Although the existing deep supervised solutions have achieved some great successes in medical image segmentation, they have the following shortcomings; (i) semantic difference problem: since they are obtained by very different convolution or deconvolution processes, the intermediate masks and predictions in deep supervised baselines usually contain semantics with different depth, which thus hinders the models’ learning capabilities; (ii) low learning efficiency problem: additional supervision signals will inevitably make the training of the models more time-consuming. Therefore, in this work, we first propose two deep supervised learning strategies, U-Net-Deep and U-Net-Auto, to overcome the semantic difference problem. Then, to resolve the low learning efficiency problem, upon the above two strategies, we further propose a new deep supervised segmentation model, called μ-Net, to achieve not only effective but also efficient deep supervised medical image segmentation by introducing a tied-weight decoder to generate pseudo-labels with more diverse information and also speed up the convergence in training. Finally, three different types of μ-Net-based deep supervision strategies are explored and a Similarity Principle of Deep Supervision is further derived to guide future research in deep supervised learning. Experimental studies on four public benchmark datasets show that μ-Net greatly outperforms all the state-of-the-art baselines, including the state-of-the-art deeply supervised segmentation models, in terms of both effectiveness and efficiency. Ablation studies sufficiently prove the soundness of the proposed Similarity Principle of Deep Supervision, the necessity and effectiveness of the tied-weight decoder, and using both the segmentation and reconstruction pseudo-labels for deep supervised learning.

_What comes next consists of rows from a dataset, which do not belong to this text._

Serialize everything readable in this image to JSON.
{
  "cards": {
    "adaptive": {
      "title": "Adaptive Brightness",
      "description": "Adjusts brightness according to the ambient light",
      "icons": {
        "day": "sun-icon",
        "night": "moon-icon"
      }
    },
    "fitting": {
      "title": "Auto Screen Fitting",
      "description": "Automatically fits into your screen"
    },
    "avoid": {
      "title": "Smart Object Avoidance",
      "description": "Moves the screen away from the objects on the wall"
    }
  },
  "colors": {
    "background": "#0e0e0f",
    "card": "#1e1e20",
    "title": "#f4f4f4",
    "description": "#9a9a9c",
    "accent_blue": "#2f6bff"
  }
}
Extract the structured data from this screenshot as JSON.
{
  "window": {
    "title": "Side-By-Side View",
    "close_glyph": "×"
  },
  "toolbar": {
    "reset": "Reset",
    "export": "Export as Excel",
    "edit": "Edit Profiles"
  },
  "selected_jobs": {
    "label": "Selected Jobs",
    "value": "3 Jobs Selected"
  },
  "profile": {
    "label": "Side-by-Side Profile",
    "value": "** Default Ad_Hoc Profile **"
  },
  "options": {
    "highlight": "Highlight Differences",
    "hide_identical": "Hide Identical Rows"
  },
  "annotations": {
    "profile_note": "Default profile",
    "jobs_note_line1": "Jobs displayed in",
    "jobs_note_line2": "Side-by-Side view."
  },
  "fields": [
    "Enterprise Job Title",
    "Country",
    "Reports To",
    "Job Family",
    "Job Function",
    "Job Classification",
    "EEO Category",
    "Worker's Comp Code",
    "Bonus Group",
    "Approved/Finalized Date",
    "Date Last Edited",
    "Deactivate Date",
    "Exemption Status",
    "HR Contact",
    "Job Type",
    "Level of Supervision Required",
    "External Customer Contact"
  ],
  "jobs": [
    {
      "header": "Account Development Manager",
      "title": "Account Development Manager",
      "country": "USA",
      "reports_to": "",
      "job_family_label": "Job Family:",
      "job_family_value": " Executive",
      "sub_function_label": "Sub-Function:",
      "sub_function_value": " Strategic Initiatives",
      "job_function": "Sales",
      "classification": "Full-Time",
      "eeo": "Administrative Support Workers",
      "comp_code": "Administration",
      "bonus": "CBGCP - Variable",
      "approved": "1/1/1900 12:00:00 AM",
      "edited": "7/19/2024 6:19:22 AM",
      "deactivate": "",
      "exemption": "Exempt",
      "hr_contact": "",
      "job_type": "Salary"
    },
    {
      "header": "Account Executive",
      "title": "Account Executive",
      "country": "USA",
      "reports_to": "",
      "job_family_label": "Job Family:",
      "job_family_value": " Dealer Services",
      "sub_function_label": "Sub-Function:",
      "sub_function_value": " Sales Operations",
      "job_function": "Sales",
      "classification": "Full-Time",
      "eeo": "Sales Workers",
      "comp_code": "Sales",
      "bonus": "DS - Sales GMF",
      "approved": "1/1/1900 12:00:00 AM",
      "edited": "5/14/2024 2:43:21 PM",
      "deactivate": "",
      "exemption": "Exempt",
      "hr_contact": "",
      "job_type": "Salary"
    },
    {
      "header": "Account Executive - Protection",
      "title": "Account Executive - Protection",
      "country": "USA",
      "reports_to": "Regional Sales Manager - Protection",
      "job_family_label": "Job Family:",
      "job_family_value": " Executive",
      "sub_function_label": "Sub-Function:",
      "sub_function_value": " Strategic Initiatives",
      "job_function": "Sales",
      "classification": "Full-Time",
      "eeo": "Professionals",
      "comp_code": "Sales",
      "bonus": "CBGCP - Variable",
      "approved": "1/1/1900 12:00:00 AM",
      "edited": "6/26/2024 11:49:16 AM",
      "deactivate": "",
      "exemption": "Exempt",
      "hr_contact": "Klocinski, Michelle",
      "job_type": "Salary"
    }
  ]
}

Computers in Biology and Medicine
Medical image segmentation‚ Deep supervised learning‚ Similarity principle of deep supervision‚ Tied−weight decoder